Along the path, there are gardens of marshes where skunk cabbage grows like nature's hostas. Ferns, azaleas, and Solomon's Seal sprout from the trunk of an uprooted hemlock. But the forest regenerates! There are stands of young hemlock on the hillside. The only sound now is the river. And across it lays a fallen red oak, its stump now home to invertebrates, white violets, grasses and ferns, and seedlings of birch trees.
The trail becomes rocky along the river. I'm thankful I wore my hiking boots. I'm mildly concerned that I might get lost now, without a clear-cut path to follow. I think of sled dog drivers in blinding snow, trusting their lead dog to find the way to bring them home, so I trust Arnuk. She leads the way and I follow.
We come to the Trout Brook again, and see there are three ways to cross it without getting wet: balance on a fallen ash tree, walk a man-made footbridge, or jump across the rocks. While I deliberate, Arnuk chooses the footbridge. I follow her. There are yellow birch here at this junction of the Black River and Trout Brook, with shiny peeling skin. The birches are an entertaining genus. Crush a leaf of black birch and it's almost like a calorie-free root beer. Chestnut oak, yellow poplar, black gum and birch surround a large picnic area with tables, grills, and a just-in-time stone outhouse.
We leave the Black River and head uphill. As the trail departs the rocky strata of the riverbed, I hear thunder in the distance. But the sun shines, the breeze blows, the birds twitter. Thunder turns out to be a jet--civilization never leaves.

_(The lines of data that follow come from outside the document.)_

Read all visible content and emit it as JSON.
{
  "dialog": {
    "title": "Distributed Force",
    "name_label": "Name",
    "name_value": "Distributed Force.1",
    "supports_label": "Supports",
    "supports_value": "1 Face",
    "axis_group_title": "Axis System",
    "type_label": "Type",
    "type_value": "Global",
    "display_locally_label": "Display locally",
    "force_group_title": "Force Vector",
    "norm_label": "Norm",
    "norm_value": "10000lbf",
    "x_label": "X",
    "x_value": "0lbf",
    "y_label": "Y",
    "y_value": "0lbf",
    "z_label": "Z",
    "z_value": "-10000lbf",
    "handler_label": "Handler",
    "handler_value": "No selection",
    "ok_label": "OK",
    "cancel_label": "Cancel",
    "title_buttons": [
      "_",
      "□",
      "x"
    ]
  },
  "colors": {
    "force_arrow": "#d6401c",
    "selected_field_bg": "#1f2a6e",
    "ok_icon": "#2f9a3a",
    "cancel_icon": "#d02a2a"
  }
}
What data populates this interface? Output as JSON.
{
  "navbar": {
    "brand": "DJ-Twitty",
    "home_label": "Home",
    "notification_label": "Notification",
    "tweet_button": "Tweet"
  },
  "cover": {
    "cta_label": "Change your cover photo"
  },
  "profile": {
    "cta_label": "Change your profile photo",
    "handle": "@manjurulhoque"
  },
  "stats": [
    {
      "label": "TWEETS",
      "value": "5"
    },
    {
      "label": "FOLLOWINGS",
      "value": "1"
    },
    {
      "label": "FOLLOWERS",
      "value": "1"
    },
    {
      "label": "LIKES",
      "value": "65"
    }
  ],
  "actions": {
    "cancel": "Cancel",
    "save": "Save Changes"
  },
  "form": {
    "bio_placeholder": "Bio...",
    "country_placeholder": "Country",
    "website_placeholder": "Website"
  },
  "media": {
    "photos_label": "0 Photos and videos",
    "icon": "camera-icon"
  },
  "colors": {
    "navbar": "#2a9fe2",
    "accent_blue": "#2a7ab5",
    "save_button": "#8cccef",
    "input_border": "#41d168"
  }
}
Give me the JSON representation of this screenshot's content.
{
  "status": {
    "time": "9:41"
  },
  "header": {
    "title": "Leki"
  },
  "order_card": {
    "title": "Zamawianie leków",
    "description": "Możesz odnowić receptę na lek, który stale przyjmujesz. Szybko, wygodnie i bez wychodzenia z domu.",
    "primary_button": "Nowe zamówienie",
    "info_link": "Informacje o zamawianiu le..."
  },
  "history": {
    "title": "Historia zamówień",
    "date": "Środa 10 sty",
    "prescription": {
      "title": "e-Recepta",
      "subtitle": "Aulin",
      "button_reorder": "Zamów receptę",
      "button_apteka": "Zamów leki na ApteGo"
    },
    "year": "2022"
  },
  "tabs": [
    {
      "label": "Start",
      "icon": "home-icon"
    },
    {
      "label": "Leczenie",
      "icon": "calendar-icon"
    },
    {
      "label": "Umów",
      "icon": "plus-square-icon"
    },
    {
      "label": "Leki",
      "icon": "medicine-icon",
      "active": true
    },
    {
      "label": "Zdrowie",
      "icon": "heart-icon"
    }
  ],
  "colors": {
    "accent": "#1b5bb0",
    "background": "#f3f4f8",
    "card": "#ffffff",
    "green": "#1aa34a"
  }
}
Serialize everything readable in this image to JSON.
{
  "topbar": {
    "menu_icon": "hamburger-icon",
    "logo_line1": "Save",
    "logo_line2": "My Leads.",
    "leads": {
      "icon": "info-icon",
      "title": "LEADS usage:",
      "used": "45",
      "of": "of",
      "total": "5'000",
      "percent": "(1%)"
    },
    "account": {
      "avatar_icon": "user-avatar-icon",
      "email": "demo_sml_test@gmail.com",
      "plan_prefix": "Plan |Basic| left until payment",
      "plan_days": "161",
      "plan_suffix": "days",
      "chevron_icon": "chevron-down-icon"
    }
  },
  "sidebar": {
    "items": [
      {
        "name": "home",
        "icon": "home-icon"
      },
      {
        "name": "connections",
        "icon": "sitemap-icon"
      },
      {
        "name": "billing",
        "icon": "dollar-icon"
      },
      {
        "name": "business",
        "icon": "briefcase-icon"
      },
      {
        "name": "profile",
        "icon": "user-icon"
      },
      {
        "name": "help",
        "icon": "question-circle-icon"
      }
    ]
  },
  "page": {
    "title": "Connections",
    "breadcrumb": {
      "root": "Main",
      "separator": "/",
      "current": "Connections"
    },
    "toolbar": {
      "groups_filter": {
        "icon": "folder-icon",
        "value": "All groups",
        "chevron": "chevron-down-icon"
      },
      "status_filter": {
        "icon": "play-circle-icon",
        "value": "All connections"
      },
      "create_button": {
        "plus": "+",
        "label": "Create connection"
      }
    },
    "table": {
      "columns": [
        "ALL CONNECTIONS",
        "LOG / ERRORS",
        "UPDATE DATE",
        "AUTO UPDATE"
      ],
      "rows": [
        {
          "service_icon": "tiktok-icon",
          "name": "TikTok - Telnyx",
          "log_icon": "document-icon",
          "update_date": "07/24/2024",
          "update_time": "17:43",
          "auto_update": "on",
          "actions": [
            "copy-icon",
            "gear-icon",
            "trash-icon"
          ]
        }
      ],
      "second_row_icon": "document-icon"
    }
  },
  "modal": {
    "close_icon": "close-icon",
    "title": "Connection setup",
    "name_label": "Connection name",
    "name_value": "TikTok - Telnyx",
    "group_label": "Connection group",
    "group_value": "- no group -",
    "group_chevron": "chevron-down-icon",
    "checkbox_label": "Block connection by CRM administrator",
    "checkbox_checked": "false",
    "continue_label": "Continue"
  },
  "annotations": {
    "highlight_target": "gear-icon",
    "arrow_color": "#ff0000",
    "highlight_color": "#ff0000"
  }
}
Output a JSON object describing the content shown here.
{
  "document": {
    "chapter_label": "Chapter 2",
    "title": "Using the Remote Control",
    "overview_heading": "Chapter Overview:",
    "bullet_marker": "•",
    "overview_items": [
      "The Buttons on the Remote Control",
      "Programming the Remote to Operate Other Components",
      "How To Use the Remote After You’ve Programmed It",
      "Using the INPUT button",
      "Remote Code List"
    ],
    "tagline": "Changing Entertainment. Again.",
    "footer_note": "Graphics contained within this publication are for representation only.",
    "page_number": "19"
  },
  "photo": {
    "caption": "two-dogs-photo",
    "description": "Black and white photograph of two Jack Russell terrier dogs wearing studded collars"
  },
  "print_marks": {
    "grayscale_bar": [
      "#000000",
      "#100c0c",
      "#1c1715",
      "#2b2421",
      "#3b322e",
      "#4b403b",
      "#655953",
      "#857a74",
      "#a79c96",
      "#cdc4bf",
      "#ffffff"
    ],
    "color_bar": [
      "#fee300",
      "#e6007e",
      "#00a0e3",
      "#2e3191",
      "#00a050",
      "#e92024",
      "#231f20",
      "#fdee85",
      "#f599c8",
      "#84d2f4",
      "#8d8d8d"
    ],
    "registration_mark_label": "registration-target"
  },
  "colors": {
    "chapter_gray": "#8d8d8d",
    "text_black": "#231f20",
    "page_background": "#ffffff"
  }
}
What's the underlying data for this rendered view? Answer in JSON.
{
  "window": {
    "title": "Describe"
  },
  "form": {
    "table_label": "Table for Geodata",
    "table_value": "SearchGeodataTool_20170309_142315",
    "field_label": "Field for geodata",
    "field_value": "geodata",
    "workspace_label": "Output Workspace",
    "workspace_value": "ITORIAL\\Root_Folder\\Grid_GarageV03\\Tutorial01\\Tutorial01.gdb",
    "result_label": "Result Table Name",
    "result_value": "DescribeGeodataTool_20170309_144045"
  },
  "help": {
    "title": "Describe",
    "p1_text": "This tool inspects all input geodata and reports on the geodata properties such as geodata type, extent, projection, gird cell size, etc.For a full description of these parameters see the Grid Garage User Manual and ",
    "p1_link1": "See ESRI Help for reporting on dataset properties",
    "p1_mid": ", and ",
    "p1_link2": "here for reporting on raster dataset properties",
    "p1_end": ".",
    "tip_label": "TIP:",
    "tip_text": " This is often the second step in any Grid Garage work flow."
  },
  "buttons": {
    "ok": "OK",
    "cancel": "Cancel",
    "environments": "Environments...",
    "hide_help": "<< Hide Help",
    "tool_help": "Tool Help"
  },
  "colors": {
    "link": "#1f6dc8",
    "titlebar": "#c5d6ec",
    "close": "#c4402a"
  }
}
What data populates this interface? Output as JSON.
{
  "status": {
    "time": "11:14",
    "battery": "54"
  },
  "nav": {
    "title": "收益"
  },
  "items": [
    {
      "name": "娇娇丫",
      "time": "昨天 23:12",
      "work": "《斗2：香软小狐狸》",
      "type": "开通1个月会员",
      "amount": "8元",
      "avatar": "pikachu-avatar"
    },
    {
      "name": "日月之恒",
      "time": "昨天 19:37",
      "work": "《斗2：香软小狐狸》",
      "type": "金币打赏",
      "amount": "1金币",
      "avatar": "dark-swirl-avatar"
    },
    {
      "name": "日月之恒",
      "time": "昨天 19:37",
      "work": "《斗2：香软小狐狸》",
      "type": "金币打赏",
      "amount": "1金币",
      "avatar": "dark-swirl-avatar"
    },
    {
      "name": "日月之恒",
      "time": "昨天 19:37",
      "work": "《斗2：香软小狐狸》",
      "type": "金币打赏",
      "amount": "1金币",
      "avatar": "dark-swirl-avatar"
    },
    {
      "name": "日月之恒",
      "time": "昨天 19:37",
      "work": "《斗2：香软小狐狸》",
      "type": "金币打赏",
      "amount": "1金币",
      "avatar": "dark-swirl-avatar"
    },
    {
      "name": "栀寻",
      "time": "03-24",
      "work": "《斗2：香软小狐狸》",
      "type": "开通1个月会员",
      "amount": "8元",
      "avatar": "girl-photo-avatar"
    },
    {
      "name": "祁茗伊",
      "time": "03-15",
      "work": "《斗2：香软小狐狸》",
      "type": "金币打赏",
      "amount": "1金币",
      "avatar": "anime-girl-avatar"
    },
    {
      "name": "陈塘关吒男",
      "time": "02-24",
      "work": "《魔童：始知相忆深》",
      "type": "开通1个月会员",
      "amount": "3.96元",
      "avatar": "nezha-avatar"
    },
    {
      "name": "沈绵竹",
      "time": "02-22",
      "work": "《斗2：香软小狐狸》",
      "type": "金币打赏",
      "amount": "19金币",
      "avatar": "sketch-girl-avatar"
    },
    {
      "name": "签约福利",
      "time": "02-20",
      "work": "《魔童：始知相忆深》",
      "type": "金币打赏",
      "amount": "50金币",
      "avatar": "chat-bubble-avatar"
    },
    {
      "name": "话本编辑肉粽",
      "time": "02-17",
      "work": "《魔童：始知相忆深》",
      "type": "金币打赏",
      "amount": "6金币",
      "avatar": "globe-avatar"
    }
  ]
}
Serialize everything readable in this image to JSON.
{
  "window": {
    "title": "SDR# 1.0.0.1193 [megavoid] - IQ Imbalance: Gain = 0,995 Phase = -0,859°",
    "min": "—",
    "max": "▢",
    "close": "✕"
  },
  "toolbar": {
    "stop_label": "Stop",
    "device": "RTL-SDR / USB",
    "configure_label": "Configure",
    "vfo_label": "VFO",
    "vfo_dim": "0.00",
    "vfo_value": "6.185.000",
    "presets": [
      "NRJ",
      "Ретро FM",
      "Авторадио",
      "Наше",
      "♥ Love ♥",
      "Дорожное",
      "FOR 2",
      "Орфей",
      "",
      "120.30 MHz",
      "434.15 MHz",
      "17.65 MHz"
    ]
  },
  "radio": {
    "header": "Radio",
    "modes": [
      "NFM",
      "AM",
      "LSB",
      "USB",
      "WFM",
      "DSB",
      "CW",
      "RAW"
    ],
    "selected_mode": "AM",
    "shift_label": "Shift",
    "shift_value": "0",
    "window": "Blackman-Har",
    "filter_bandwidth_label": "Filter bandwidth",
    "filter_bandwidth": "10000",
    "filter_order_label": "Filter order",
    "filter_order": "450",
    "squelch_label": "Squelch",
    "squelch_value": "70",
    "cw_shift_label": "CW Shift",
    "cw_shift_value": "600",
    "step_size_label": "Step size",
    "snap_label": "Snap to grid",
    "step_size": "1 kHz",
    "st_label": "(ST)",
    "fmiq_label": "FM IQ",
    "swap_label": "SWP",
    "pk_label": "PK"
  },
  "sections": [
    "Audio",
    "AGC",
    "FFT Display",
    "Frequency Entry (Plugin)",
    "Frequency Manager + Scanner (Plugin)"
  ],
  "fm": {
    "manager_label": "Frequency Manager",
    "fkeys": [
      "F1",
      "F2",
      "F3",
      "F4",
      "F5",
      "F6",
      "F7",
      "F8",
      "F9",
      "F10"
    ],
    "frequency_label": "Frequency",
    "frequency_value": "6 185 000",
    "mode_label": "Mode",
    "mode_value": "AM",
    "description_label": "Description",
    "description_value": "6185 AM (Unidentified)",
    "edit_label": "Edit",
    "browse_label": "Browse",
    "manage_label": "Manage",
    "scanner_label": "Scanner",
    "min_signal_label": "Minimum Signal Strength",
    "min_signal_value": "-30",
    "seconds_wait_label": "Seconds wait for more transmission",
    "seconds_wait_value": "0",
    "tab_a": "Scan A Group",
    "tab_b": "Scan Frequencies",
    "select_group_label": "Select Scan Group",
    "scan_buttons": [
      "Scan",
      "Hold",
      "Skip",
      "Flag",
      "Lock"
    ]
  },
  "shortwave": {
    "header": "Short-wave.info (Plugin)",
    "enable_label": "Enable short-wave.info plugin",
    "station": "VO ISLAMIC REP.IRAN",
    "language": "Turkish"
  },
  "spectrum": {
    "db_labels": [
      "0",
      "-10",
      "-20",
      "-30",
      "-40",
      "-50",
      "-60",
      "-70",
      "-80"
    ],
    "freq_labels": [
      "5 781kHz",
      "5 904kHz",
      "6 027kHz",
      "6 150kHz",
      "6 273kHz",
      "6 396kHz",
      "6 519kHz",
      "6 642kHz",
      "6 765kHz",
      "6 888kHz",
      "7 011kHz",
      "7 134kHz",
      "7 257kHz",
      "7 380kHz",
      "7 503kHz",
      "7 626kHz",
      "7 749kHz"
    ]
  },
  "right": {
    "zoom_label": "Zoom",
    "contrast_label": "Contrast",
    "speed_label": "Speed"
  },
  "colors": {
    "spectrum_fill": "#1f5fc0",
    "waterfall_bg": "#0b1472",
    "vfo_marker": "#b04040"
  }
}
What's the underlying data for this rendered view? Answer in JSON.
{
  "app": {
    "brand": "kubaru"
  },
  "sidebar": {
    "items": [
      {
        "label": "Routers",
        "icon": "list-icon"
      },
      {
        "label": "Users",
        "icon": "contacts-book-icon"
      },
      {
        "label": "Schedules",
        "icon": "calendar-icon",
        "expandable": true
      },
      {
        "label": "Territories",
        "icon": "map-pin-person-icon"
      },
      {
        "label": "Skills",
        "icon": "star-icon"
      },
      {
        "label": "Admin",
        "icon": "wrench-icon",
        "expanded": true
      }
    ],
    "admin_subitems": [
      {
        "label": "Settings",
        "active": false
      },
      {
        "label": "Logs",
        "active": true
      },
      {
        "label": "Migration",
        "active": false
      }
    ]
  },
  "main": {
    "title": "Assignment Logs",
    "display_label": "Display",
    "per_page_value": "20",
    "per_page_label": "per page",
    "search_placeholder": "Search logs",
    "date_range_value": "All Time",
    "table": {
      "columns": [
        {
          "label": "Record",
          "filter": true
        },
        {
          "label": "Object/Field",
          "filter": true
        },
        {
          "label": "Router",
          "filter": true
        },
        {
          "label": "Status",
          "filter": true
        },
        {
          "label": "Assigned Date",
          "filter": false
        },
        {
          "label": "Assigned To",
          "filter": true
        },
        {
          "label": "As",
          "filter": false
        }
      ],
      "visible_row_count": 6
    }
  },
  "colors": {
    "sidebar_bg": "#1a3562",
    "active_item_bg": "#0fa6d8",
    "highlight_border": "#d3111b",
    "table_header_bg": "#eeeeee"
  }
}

A car approaches down the soft path. The park's Visitor Service Assistant answers my questions and tells me Arnuk must be tethered. I apologize to the good dog and put the leash on her, then let her run ahead. Soon gravel appears on the path, and I know that we are headed in the right direction. One can't get lost in Hacklebarney, and I haven't seen any bears: a worry-free afternoon in the New Jersey wilderness. But what is this on the road to peace? Tar? Oil? Drowning delicate life on the edges?
Long shadows start to fall. Soon there is a playground for kids, with swings. Even our woods, with their sense of remoteness, play to the tune of suburbia.
The uphills of Hacklebarney are just long enough to make me feel like I got some exercise, and the downhills are gentle on the knees. And I experienced a bit of history, too. The original office, maintenance shop, stone outhouses, some cement-anchored picnic tables, and trails were all put in by the Civilian Conservation Corps in the 1930's. I saw the once-raging, and now dammed, Black River that the Lenapes supposedly followed, somehow, to the shore, and pounded their grain on flat rocks or "mush pots."
So next time the job is stressing you out, and you're feeling the pressures of cyberspace life, toss your sneakers in the car and jump off Route 80 or 287 or 206 to Chester on Route 24. Follow the signs to the best-kept secret in the state.